  • Patients with a diagnosis of diabetes insipidus or treated with vasopressin, since these patients are already treated for abnormal free water balance
  • Patients with congestive heart failure, since this is an approved use of the drug (these patients are typically not cared for in the Neuro-ICU)
  • Age<18 years (these patients are not cared for at NMH)
  • Inclusion declined by the attending physician or consulting study nephrologist
  Contacts and Locations
Information from the National Library of Medicine

To learn more about this study, you or your doctor may contact the study research staff using the contact information provided by the sponsor.

Please refer to this study by its ClinicalTrials.gov identifier (NCT number): NCT00727090


Sponsors and Collaborators
Northwestern University
Astellas Pharma US, Inc.
Investigators
Principal Investigator: Andrew M Naidech, MD, MSPH Northwestern University
  More Information

Publications automatically indexed to this study by ClinicalTrials.gov Identifier (NCT Number):
Responsible Party: Andrew Naidech, Associate Professor, Northwestern University
ClinicalTrials.gov Identifier: NCT00727090     History of Changes
Other Study ID Numbers: 1507-10
First Submitted: July 30, 2008
First Posted: August 1, 2008
Results First Submitted: July 21, 2010
Results First Posted: September 27, 2010
Last Update Posted: May 6, 2013
Last Verified: April 2013

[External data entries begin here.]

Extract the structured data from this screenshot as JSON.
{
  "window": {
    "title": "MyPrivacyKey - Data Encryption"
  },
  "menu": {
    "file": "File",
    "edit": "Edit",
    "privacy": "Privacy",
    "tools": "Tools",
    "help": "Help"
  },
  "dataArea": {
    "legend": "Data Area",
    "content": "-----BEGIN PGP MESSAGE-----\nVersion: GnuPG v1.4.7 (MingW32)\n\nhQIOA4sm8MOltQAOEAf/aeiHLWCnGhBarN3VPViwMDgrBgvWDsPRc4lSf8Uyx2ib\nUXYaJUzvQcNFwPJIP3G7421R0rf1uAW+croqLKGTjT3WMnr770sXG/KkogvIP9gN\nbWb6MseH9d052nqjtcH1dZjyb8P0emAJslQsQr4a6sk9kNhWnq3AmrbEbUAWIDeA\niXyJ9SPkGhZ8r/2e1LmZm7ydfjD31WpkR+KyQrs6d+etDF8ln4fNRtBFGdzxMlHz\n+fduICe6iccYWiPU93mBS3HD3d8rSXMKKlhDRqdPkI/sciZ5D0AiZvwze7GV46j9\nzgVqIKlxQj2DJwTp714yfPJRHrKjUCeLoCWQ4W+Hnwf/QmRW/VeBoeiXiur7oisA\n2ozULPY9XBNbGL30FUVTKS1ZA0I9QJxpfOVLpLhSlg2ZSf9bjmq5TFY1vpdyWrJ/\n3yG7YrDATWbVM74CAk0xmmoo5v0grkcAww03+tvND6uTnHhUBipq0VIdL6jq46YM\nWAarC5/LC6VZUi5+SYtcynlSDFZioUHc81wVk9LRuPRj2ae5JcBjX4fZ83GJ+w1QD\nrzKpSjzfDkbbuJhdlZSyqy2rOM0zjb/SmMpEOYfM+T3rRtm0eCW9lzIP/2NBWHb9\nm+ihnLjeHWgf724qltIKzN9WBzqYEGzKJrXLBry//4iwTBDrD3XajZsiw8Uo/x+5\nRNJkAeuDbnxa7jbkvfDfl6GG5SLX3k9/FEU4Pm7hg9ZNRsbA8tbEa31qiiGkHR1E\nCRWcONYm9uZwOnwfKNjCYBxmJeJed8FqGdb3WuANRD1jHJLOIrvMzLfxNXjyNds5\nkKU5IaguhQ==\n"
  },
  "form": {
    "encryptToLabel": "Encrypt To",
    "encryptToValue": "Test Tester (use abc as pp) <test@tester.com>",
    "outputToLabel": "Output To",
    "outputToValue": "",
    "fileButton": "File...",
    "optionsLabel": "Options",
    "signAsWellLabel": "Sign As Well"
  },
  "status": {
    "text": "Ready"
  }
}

Additional relevant MeSH terms:
Hyponatremia
Water-Electrolyte Imbalance
Metabolic Diseases
Conivaptan
Antidiuretic Hormone Receptor Antagonists
Molecular Mechanisms of Pharmacological Action
Natriuretic Agents
Physiological Effects of Drugs